A canary needs much greater amounts of oxygen than other animals. In order to fly to heights that would make people altitude sick, birds require immense quantities of oxygen so their anatomy allows them to take in oxygen as they inhale and again as they exhale. Because of the extra air intake and small frame, the poisonous gas will effect it very quickly and give enough warning for the miners to evacuate.
But the canary wasn’t just a warning signal, its cheerful whistle broke up the darkness and monotony of the miner’s day. They would whistle along with the bird and bring music and joy into their otherwise bleak underground experience.
This all came flooding back to me this week when I read a quote from Andrew Denton, “Laughter is the canary in the coal mine of any relationship”. What a beautiful and telling image.
I wonder if there is any greater joy than spending time with people who knows how to laugh. There are few things that feel so great as a good belly laugh, to laugh till you cry, till your chest hurts and your tummy aches and all your stress evaporates. To share that with someone else is healing and life-giving.
That’s another memory I treasure of my grandfather, he had the most hearty, joyous laugh. I would sit on his lap as a small child and listen to his stories, to his glorious voice as he sang me Welsh ditties and laugh with him as he caught me up in his enthusiasm for life.
How does one maintain that joie de vie day after day in the darkness of the pit? I’ve descended into one of those coal mines and it is the darkest place I have ever encountered. And yet those miners were a jolly lot.
My grandfather taught me so much about life. He lived very simply, didn't have a lot of what this world now considered necessary but he was content and had a zest for life, he was always whistling or singing, and laughter almost seemed his language. He had a jovial heart and he loved well.
His life had been harsh, losing two daughters in infancy and a son in war, yet he was never bitter or in anyway defined by the scars of life.
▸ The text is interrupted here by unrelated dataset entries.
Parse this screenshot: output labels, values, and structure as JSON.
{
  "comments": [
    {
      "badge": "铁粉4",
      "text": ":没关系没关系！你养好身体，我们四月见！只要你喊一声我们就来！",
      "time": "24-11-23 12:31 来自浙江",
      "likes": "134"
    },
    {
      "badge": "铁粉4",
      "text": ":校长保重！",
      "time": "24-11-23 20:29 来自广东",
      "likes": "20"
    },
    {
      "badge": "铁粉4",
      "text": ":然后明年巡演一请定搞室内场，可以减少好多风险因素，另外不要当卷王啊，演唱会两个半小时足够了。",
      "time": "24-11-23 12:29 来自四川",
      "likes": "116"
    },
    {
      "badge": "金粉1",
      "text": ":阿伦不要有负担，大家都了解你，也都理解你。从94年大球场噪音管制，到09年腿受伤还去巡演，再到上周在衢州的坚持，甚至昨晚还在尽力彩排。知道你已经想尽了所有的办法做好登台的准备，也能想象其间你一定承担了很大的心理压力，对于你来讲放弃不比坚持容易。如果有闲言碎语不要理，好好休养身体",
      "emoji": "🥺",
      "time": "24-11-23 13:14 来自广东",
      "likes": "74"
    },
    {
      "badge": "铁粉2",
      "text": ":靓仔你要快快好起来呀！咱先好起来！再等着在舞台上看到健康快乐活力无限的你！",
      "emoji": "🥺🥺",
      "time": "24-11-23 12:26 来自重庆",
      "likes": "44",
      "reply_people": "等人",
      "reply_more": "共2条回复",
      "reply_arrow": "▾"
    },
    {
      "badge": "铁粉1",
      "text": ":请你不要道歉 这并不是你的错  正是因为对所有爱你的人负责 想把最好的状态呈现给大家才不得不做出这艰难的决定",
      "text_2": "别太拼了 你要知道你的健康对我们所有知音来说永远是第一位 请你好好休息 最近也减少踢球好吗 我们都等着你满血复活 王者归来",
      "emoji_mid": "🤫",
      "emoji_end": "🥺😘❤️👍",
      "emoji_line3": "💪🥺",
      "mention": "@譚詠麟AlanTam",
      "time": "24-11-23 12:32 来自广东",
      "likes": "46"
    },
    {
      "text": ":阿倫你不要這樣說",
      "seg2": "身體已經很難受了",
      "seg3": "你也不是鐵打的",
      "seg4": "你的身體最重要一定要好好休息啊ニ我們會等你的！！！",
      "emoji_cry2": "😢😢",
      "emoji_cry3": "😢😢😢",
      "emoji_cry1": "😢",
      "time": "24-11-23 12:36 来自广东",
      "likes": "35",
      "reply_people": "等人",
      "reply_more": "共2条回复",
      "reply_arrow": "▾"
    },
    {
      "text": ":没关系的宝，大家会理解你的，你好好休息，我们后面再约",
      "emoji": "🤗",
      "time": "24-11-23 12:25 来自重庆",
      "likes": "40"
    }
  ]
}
He was a man who knew the depths of darkness in ways few of us will and yet he found a way to live light and hold it out for others.